  • Never re-gift in a close social circle. We received several humorous replies in our Apprisen staff survey of where people where “caught” re-gifting an item. Stories included leaving previous gift tags on the items to forgetting to take out an old picture in a frame they thought they never used. (This was given to a stepmother… a bit uncomfortable).
  • To tell or not to tell. You need to decide if you re-gift will you fess up and say that you did, or keep it a secret? If you keep it a secret, make sure that those who know keep it a secret also. However, as one Apprisen staffer found out, kids seem to pick opportune times to be very honest about what they know.

If you decide to re-gift, don’t feel bad about it. Something you don’t want could be the perfect gift for someone else. 

  

Return to the top

 

Personal Finances Top List of Poor Decisions

A recent poll from the National Foundation for Credit Counseling (NFCC), of which Apprisen is a member, revealed that when choosing between marriage, health, job and personal finance categories, an overwhelming 80 percent of respondents indicated they typically make the worst decisions when it involves their personal finances. 

It is a good sign that consumers recognize and admit their problem. Financial awareness often provides the motivation to jolt a person into taking action that can change the course of their financial life. 

Now is the time to do away with the habits that have contributed to poor financial choices. To get started, Apprisen suggests that consumers take the following steps toward increasing financial awareness:

  • Face the financial facts. It’s impossible to know where money is going without tracking it.  People avoid doing this, as they fear the reality of their spending will force them to make unpleasant changes. However, knowing where money is spent puts a person in control, allowing them to spend mindfully instead of mindlessly.  
  • Know how much is owed. This eye-opening exercise is a must. Once all debt is totaled, review the interest rates for each obligation. Next, total the dollar amount of interest paid each month, and consider how that money could be used if it weren’t going to service debt.
  • Break the pattern of seemingly harmless financial habits. Little money adds up to be big money, so be conscious of incidental spending. Track the amount of money spent each day on items such as lottery tickets, vending machine snacks, cigarettes, and impulse purchases, as these are all budget busters.
  • Determine if conveniences are worth the price.
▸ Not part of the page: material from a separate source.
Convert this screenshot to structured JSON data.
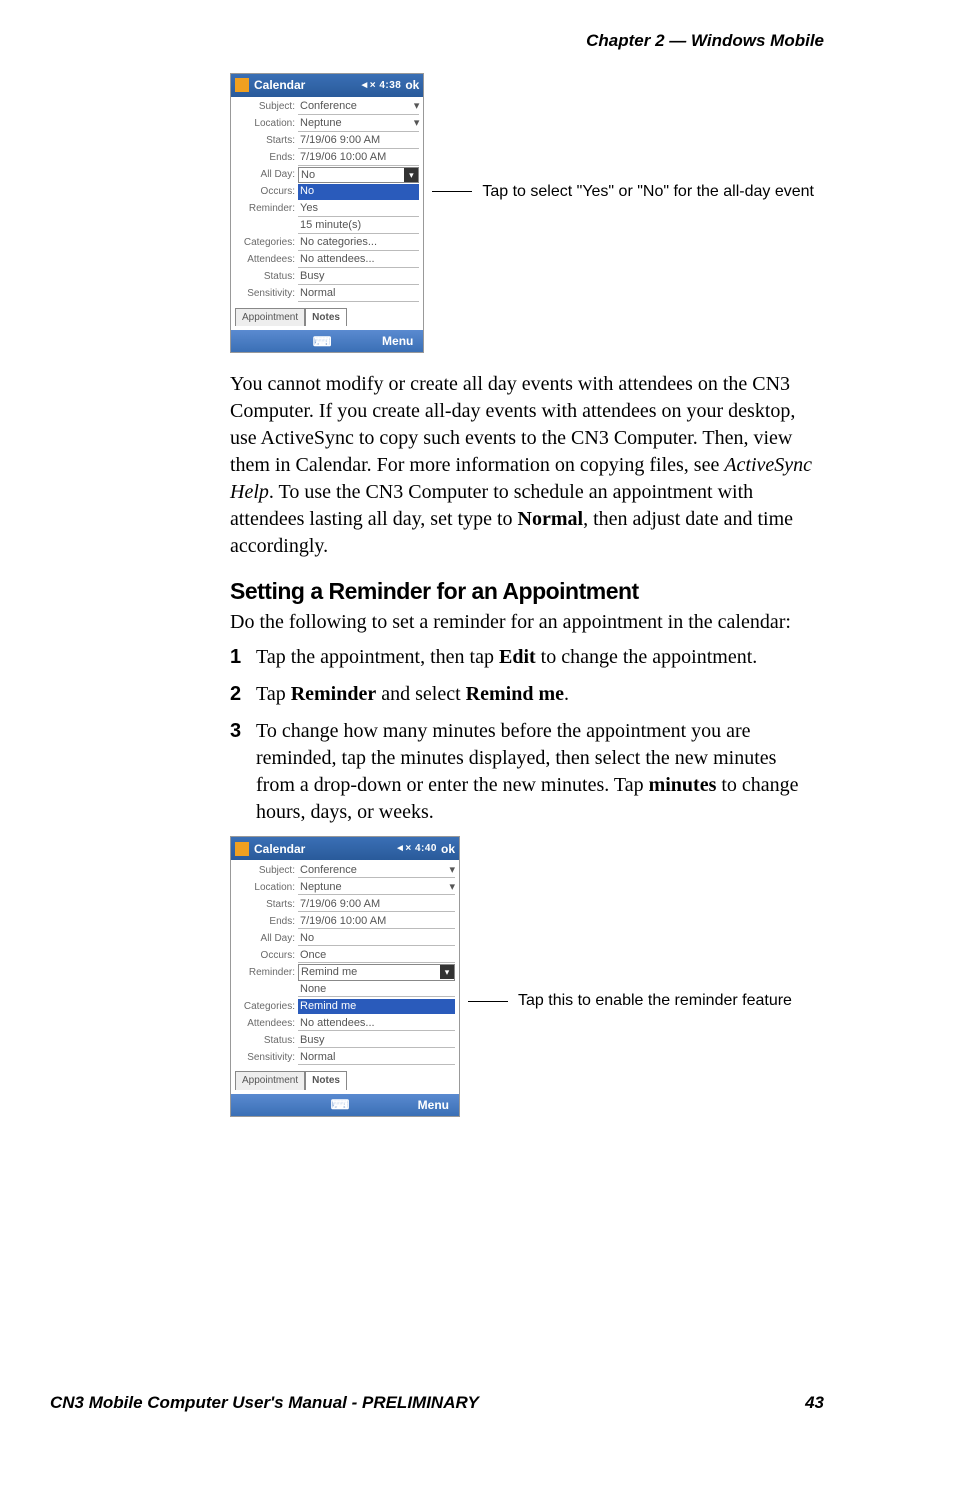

Eating out or purchasing prepared food at the grocery store, paying someone else to mow the lawn, wash the car, clean the house or do the taxes are all examples of tasks that merit a second look. 
  • Review bill statements to determine if the debt is worth it. Looking back at a month’s spending through the lens of hindsight can add a new perspective to future spending.
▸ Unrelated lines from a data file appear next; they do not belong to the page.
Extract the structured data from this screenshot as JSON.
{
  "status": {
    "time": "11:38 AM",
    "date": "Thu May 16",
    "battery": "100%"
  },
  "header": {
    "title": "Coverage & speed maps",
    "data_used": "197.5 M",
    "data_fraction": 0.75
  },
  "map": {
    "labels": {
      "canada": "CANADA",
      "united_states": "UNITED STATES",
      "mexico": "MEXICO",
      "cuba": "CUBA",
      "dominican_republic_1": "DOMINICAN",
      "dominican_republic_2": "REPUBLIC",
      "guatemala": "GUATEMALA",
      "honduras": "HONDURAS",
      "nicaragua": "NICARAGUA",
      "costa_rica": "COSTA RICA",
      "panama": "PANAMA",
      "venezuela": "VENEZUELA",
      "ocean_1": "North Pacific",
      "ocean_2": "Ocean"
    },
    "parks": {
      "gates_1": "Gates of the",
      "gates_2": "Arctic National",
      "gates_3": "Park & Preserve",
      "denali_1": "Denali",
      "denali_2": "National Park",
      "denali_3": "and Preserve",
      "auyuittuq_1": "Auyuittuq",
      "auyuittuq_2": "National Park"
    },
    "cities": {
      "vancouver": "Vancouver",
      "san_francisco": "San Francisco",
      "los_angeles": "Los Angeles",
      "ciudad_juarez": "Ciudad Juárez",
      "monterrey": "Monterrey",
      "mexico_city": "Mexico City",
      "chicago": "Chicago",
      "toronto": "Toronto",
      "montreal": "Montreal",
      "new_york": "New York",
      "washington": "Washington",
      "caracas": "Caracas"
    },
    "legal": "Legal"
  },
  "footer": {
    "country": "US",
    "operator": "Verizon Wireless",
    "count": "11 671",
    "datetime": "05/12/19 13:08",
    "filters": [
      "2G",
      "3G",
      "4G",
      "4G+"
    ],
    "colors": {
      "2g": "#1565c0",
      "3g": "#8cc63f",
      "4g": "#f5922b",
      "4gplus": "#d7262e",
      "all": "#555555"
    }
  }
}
The NFCC November poll question and results are below:

The worst decisions I make in life typically involve my
A. Marriage = 9%
B. Personal finances =  80%
C. Health = 8%
D. Job = 3%


 

Return to the top

 

 

Apprisen BBB Business Review United Way